## RECORDS PROVIDED
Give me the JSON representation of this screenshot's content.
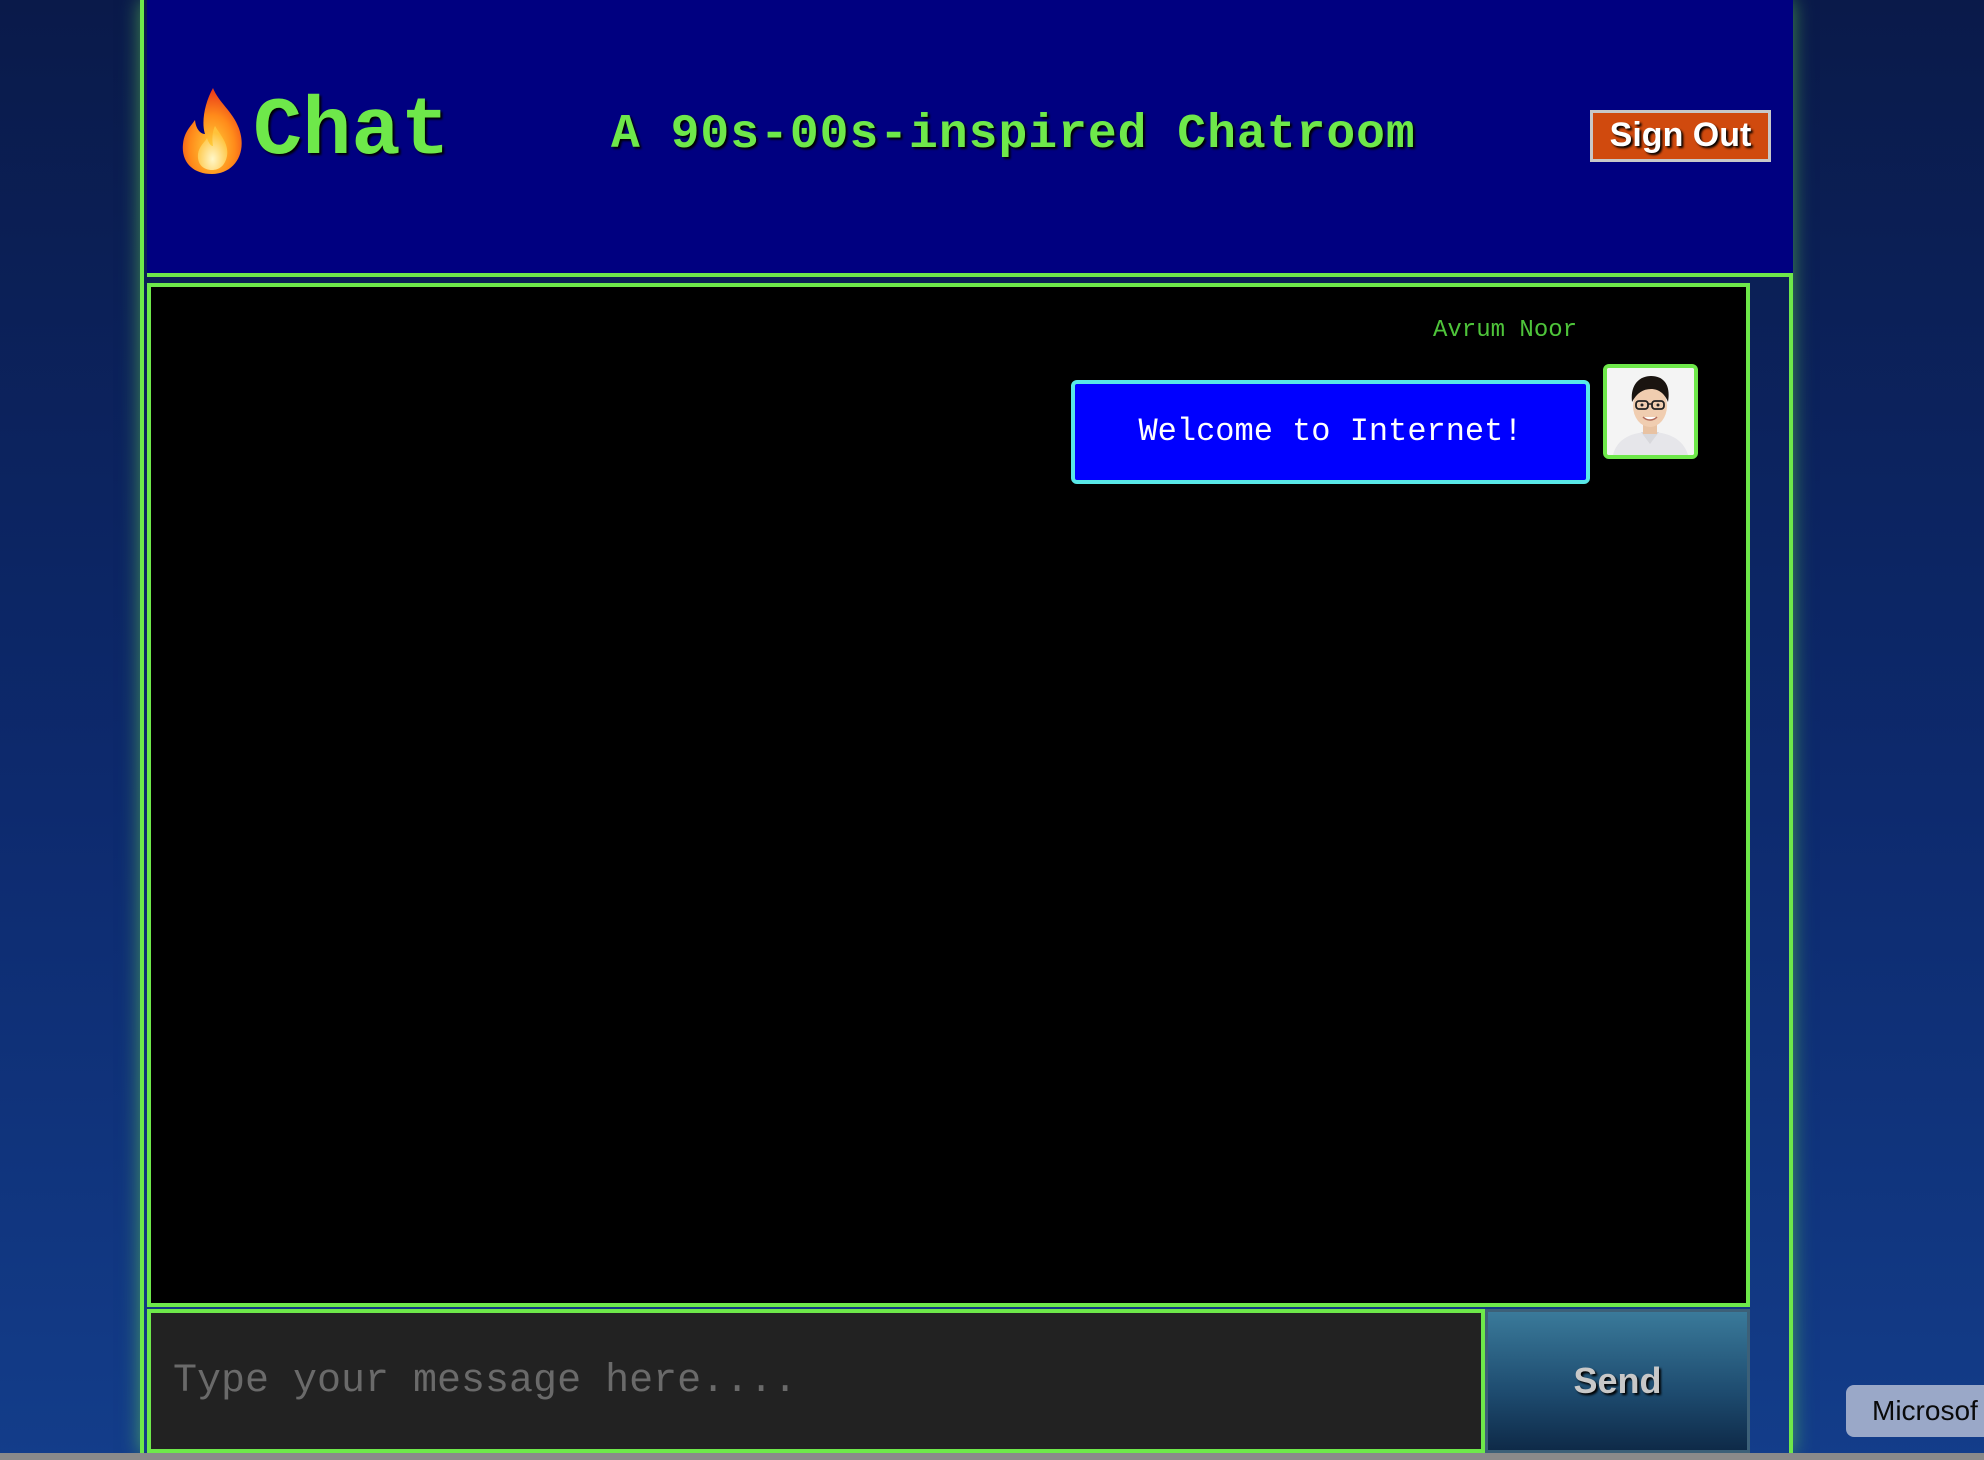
{
  "header": {
    "logo_text": "Chat",
    "logo_icon": "fire-icon",
    "tagline": "A 90s-00s-inspired Chatroom",
    "signout_label": "Sign Out"
  },
  "chat": {
    "messages": [
      {
        "username": "Avrum Noor",
        "text": "Welcome to Internet!",
        "avatar": "user-avatar"
      }
    ]
  },
  "composer": {
    "placeholder": "Type your message here....",
    "send_label": "Send"
  },
  "tooltip": {
    "text": "Microsof"
  },
  "colors": {
    "accent": "#6ee84a",
    "header_bg": "#000080",
    "bubble_bg": "#0000ff",
    "bubble_border": "#58e8e8",
    "signout_bg": "#d04a0e"
  }
}
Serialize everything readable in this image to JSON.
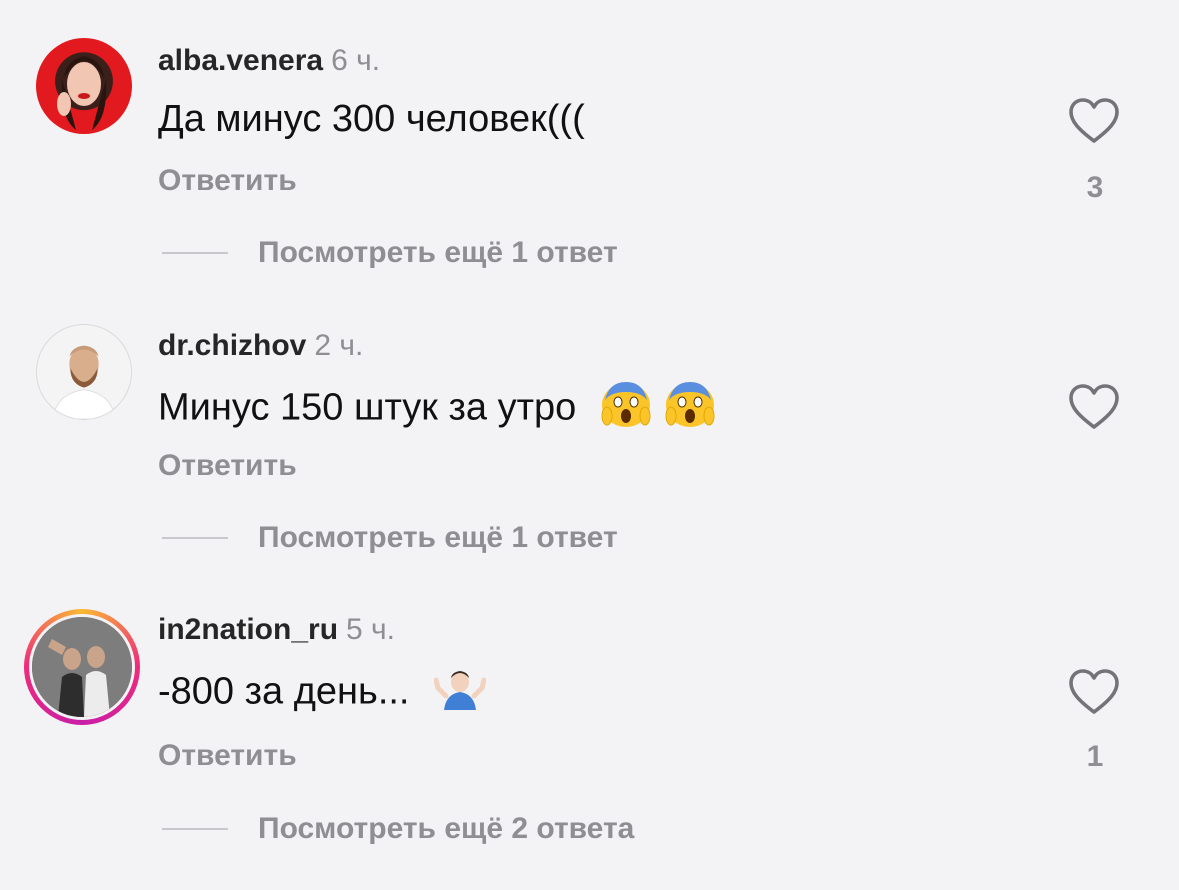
{
  "comments": [
    {
      "username": "alba.venera",
      "time": "6 ч.",
      "text": "Да минус 300 человек(((",
      "reply_label": "Ответить",
      "likes": "3",
      "replies_label": "Посмотреть ещё 1 ответ",
      "avatar_colors": [
        "#e0141e",
        "#f04a3a"
      ]
    },
    {
      "username": "dr.chizhov",
      "time": "2 ч.",
      "text": "Минус 150 штук за утро",
      "emojis": [
        "scream-emoji",
        "scream-emoji"
      ],
      "reply_label": "Ответить",
      "likes": "",
      "replies_label": "Посмотреть ещё 1 ответ",
      "avatar_colors": [
        "#f2f2f2",
        "#d9c1a5"
      ]
    },
    {
      "username": "in2nation_ru",
      "time": "5 ч.",
      "text": "-800 за день...",
      "emojis": [
        "shrug-emoji"
      ],
      "reply_label": "Ответить",
      "likes": "1",
      "replies_label": "Посмотреть ещё 2 ответа",
      "avatar_colors": [
        "#6f6f6f",
        "#2b2b2b"
      ],
      "story_ring": true
    }
  ],
  "icons": {
    "like": "heart-outline-icon"
  },
  "colors": {
    "background": "#f3f3f6",
    "secondary_text": "#8e8e93",
    "primary_text": "#111111"
  }
}
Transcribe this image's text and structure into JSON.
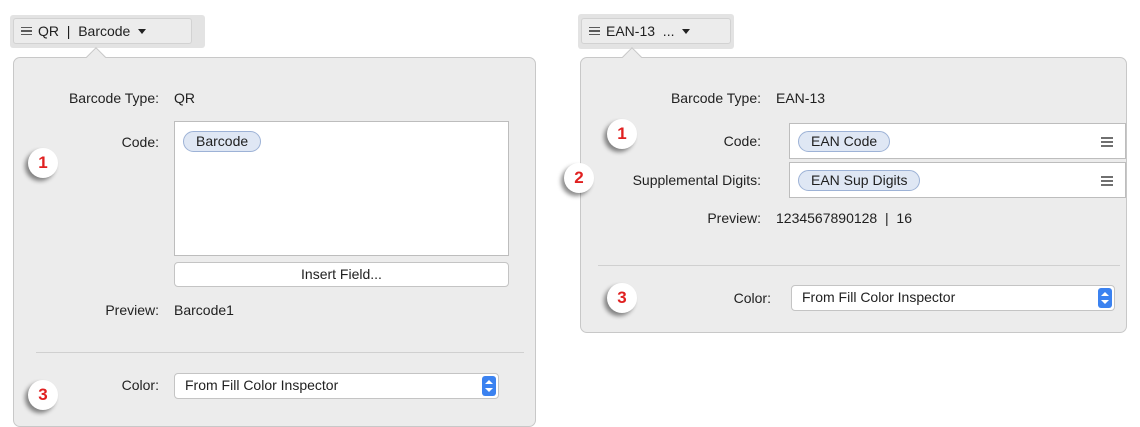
{
  "left": {
    "header_label": "QR  |  Barcode",
    "barcode_type_label": "Barcode Type:",
    "barcode_type_value": "QR",
    "code_label": "Code:",
    "code_token": "Barcode",
    "insert_field_button": "Insert Field...",
    "preview_label": "Preview:",
    "preview_value": "Barcode1",
    "color_label": "Color:",
    "color_value": "From Fill Color Inspector",
    "callouts": [
      "1",
      "3"
    ]
  },
  "right": {
    "header_label": "EAN-13  ...",
    "barcode_type_label": "Barcode Type:",
    "barcode_type_value": "EAN-13",
    "code_label": "Code:",
    "code_token": "EAN Code",
    "supplemental_label": "Supplemental Digits:",
    "supplemental_token": "EAN Sup Digits",
    "preview_label": "Preview:",
    "preview_value": "1234567890128  |  16",
    "color_label": "Color:",
    "color_value": "From Fill Color Inspector",
    "callouts": [
      "1",
      "2",
      "3"
    ]
  },
  "colors": {
    "panel_bg": "#ececec",
    "token_bg": "#dfe7f4",
    "token_border": "#9db2d6",
    "accent_blue": "#3b82f0",
    "callout_red": "#e02020"
  }
}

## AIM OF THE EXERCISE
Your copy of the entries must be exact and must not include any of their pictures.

## EXERCISE RESPONSE
Give me the JSON representation of this screenshot's content.
{
  "header": {
    "logo_text": "Chat",
    "logo_icon": "fire-icon",
    "tagline": "A 90s-00s-inspired Chatroom",
    "signout_label": "Sign Out"
  },
  "chat": {
    "messages": [
      {
        "username": "Avrum Noor",
        "text": "Welcome to Internet!",
        "avatar": "user-avatar"
      }
    ]
  },
  "composer": {
    "placeholder": "Type your message here....",
    "send_label": "Send"
  },
  "tooltip": {
    "text": "Microsof"
  },
  "colors": {
    "accent": "#6ee84a",
    "header_bg": "#000080",
    "bubble_bg": "#0000ff",
    "bubble_border": "#58e8e8",
    "signout_bg": "#d04a0e"
  }
}
Serialize everything readable in this image to JSON.
{
  "comments": [
    {
      "username": "alba.venera",
      "time": "6 ч.",
      "text": "Да минус 300 человек(((",
      "reply_label": "Ответить",
      "likes": "3",
      "replies_label": "Посмотреть ещё 1 ответ",
      "avatar_colors": [
        "#e0141e",
        "#f04a3a"
      ]
    },
    {
      "username": "dr.chizhov",
      "time": "2 ч.",
      "text": "Минус 150 штук за утро",
      "emojis": [
        "scream-emoji",
        "scream-emoji"
      ],
      "reply_label": "Ответить",
      "likes": "",
      "replies_label": "Посмотреть ещё 1 ответ",
      "avatar_colors": [
        "#f2f2f2",
        "#d9c1a5"
      ]
    },
    {
      "username": "in2nation_ru",
      "time": "5 ч.",
      "text": "-800 за день...",
      "emojis": [
        "shrug-emoji"
      ],
      "reply_label": "Ответить",
      "likes": "1",
      "replies_label": "Посмотреть ещё 2 ответа",
      "avatar_colors": [
        "#6f6f6f",
        "#2b2b2b"
      ],
      "story_ring": true
    }
  ],
  "icons": {
    "like": "heart-outline-icon"
  },
  "colors": {
    "background": "#f3f3f6",
    "secondary_text": "#8e8e93",
    "primary_text": "#111111"
  }
}
Transcribe this image's text and structure into JSON.
{
  "left": {
    "header_label": "QR  |  Barcode",
    "barcode_type_label": "Barcode Type:",
    "barcode_type_value": "QR",
    "code_label": "Code:",
    "code_token": "Barcode",
    "insert_field_button": "Insert Field...",
    "preview_label": "Preview:",
    "preview_value": "Barcode1",
    "color_label": "Color:",
    "color_value": "From Fill Color Inspector",
    "callouts": [
      "1",
      "3"
    ]
  },
  "right": {
    "header_label": "EAN-13  ...",
    "barcode_type_label": "Barcode Type:",
    "barcode_type_value": "EAN-13",
    "code_label": "Code:",
    "code_token": "EAN Code",
    "supplemental_label": "Supplemental Digits:",
    "supplemental_token": "EAN Sup Digits",
    "preview_label": "Preview:",
    "preview_value": "1234567890128  |  16",
    "color_label": "Color:",
    "color_value": "From Fill Color Inspector",
    "callouts": [
      "1",
      "2",
      "3"
    ]
  },
  "colors": {
    "panel_bg": "#ececec",
    "token_bg": "#dfe7f4",
    "token_border": "#9db2d6",
    "accent_blue": "#3b82f0",
    "callout_red": "#e02020"
  }
}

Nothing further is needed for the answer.